A security company has asked for help cracking an encryption key that is central to an extortion scheme which demands money from users whose PCs have been infected by malware.
Kaspersky Lab, a Moscow-based antivirus firm, put out the call last week for assistance after it discovered a new variant of Gpcode, a Trojan horse that has been used in isolated "ransomware" attacks for the past two years.
In ransomware attacks, hackers plant malware that encrypts files and then displays a message demanding money to unlock the data. In the case of the newest Gpcode, 143 different file types are encrypted, including .bak, .doc, .jpg and .pdf. The encrypted files are marked by the addition of "_CRYPT" in their file names, and the original unencrypted files are deleted. As a camouflaging move, Gpcode also tries to erase itself.
Finally, the ransom note appears on-screen. "Your files are encrypted with RSA-1024 algorithm," it begins. "To recovery [sic] your files you need to buy our decryptor. To buy decrypting tool contact us at: firstname.lastname@example.org."
Last Thursday, a Kaspersky analyst identified as "VitalyK" said that although the company had analysed samples of Gpcode, it wasn't able to decrypt the files the malware encoded. "We can't currently decrypt files encrypted by Gpcode.ak," said VitalyK in an entry to the company's research blog. "The RSA encryption implemented in the malware uses a very strong, 1024-bit key."
According to Kaspersky's write-up, the key is created by Windows' built-in cryptographic component, Microsoft Enhanced Cryptographic Provider. Kaspersky has the public key in hand - it is included in the Trojan's code - but not the associated private key necessary to unlock the encrypted files.
Two days later, another Kaspersky researcher asked for help. "Along with antivirus companies around the world, we're faced with the task of cracking the RSA 1024-bit key," said Aleks Gostev, a senior virus analyst. "This is a huge cryptographic challenge. We estimate it would take around 15 million modern computers, running for about a year, to crack such a key." Gostev provided the public key in his posting.
"So we're calling on you: cryptographers, governmental and scientific institutions, antivirus companies, independent researchers," said Gostev. "Join with us to stop Gpcode."
One rival researcher, however, took exception to the call to arms. In a message posted to Kaspersky's support forum, Vesselin Bontchev, a Bulgarian researcher who works for Frisk Software, an Icelandic antivirus company, called it a stunt.

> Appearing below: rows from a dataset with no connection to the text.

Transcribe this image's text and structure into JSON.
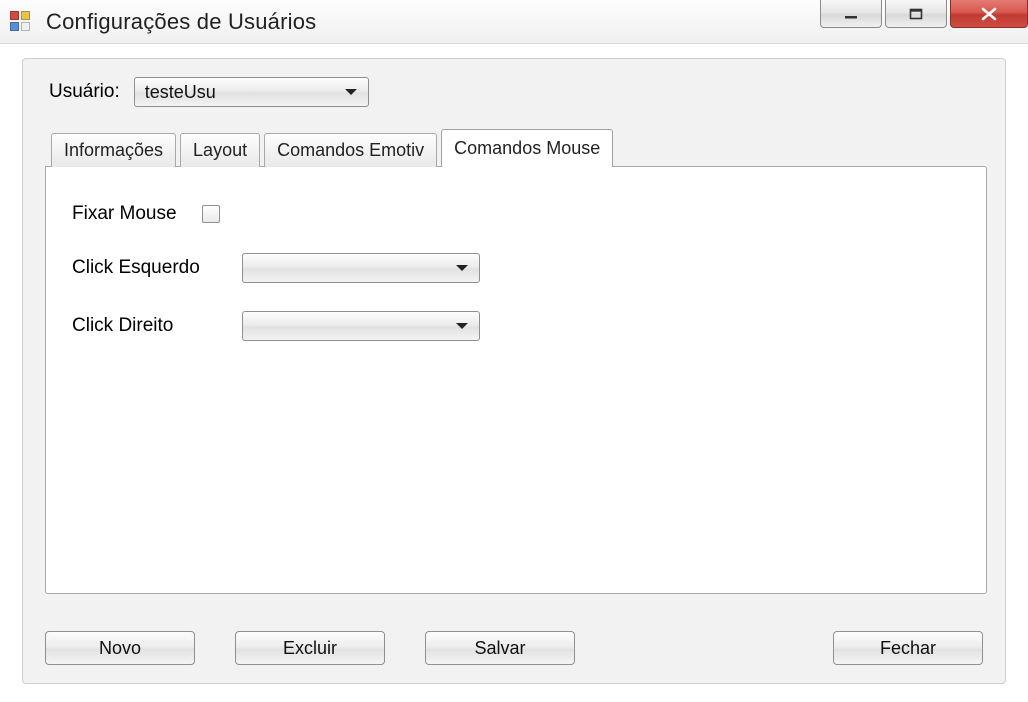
{
  "window": {
    "title": "Configurações de Usuários"
  },
  "header": {
    "user_label": "Usuário:",
    "user_value": "testeUsu"
  },
  "tabs": {
    "items": [
      {
        "label": "Informações",
        "active": false
      },
      {
        "label": "Layout",
        "active": false
      },
      {
        "label": "Comandos Emotiv",
        "active": false
      },
      {
        "label": "Comandos Mouse",
        "active": true
      }
    ]
  },
  "mouse_tab": {
    "fix_mouse_label": "Fixar Mouse",
    "fix_mouse_checked": false,
    "left_click_label": "Click Esquerdo",
    "left_click_value": "",
    "right_click_label": "Click Direito",
    "right_click_value": ""
  },
  "buttons": {
    "novo": "Novo",
    "excluir": "Excluir",
    "salvar": "Salvar",
    "fechar": "Fechar"
  }
}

"What is proposed here is an unrealistic, useless waste of time that will fail," said Bontchev, who also charged that Kaspersky's estimate of the computing time it would take to break the key was optimistic. "The only use of this project is for generating free publicity for Kaspersky Labs."
A Kaspersky employee identified as "Codelancer" replied, thanking Bontchev for his opinion, but then closed the thread. Kaspersky Labs' US-based public relations representative wasn't available Sunday for additional comment.
The company has had success in the past breaking Gpcode's encryption keys, however. Two years ago, when the ransomware Trojan first appeared, Kaspersky's researchers were able to crack the 660-bit key, but only because the malware's maker had made mistakes implementing the encryption algorithm. Gpcode also reappeared last summer, locking the encrypted files with what its maker claimed was a 4096-bit RSA key.
Kaspersky told users that backing up their data is the surest way to sidestep ransomware scams. "That way, if you do fall victim to Gpcode and your files get encrypted, at least you won't have lost any valuable information," said a third Kaspersky analyst, David Emm.